Inspiring digital adoption
One of the best ways a company can support the continuous learning of its employees is through a Digital Adoption Platform (DAP). These platforms act as an overlay on any piece of software, offering continuously available, interactive and context-sensitive user guides.
DAPs help users navigate the software as they complete tasks, like a GPS in a car. This “learning while doing” approach fosters employee confidence and makes them more self-sufficient – embedded, real-time training means less for HR to organise (and pay for!).
Another key benefit of a DAP is that it is an impartial tool. In other words, it will not assume a certain level of knowledge. Instead, DAPs will support an employee regardless of how digitally literate they are. Again, this is great from an organisational point of view as managers no longer have to organise different training sessions for employees with varying degrees of software competence.
Furthermore, the simplicity of DAPs and their “learn on your own” approach to digital training allows companies to dispel the myth that only “the most tech-savvy” employees can use software. Once this idea has been overcome, employers can focus on the most important task: ensuring each employee can fully exploit a software’s capabilities.

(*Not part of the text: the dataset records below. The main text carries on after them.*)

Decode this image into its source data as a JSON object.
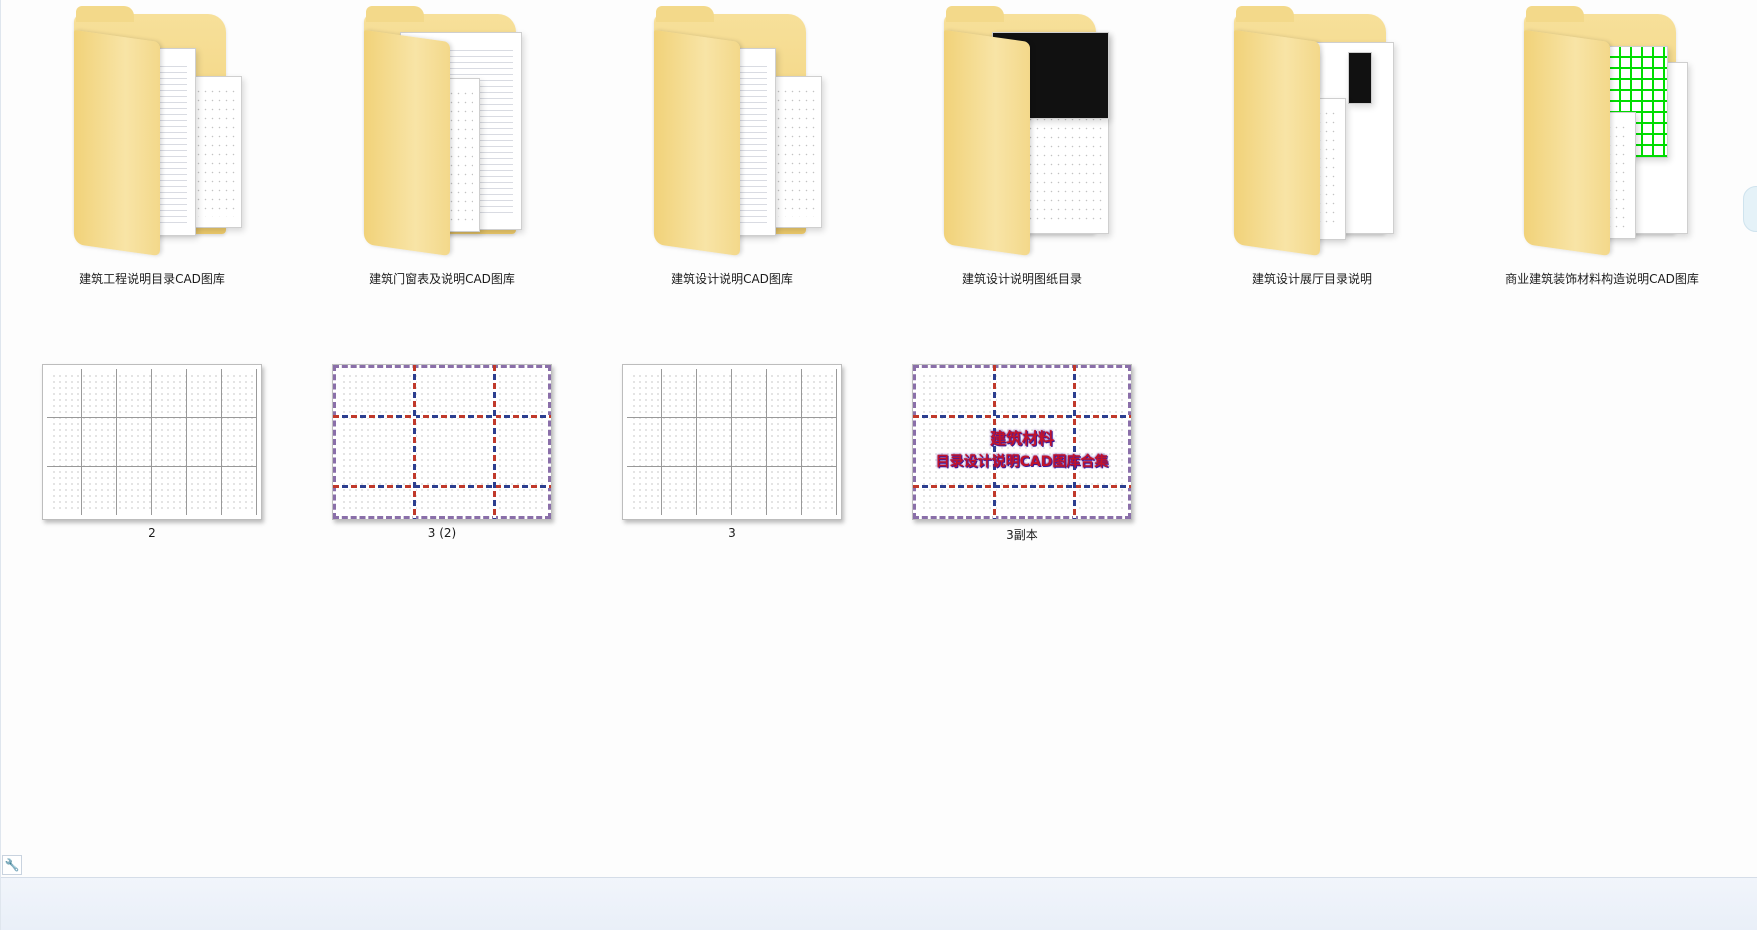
{
  "folders": [
    {
      "name": "建筑工程说明目录CAD图库",
      "preview": "lines"
    },
    {
      "name": "建筑门窗表及说明CAD图库",
      "preview": "lines"
    },
    {
      "name": "建筑设计说明CAD图库",
      "preview": "lines"
    },
    {
      "name": "建筑设计说明图纸目录",
      "preview": "black"
    },
    {
      "name": "建筑设计展厅目录说明",
      "preview": "black"
    },
    {
      "name": "商业建筑装饰材料构造说明CAD图库",
      "preview": "green"
    }
  ],
  "images": [
    {
      "name": "2",
      "preview": "table"
    },
    {
      "name": "3 (2)",
      "preview": "airmail"
    },
    {
      "name": "3",
      "preview": "table"
    },
    {
      "name": "3副本",
      "preview": "airmail-title"
    }
  ],
  "overlay": {
    "line1": "建筑材料",
    "line2": "目录设计说明CAD图库合集"
  },
  "icons": {
    "status_tool": "wrench-icon",
    "folder": "folder-icon",
    "image": "image-file-icon"
  },
  "colors": {
    "folder": "#eecb6c",
    "overlay_text": "#c0132b",
    "statusbar": "#e9eff8"
  }
}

Closing the gap, forever
As technology continues to move at a rapid pace, there is a perception that this digital divide may, in fact, be widening. But, if the right measures are put in place, there is simply no reason for it to exist at all.
The important thing is that these measures go beyond simply providing training for employees considered “digitally unskilled”. All employees, regardless of age or background, need equal access to digital upskilling and learning programmes to help businesses fulfil their digital transformation ambitions and provide a more positive, inclusive employee experience.
Hartmut Hahn is the CEO of Userlane.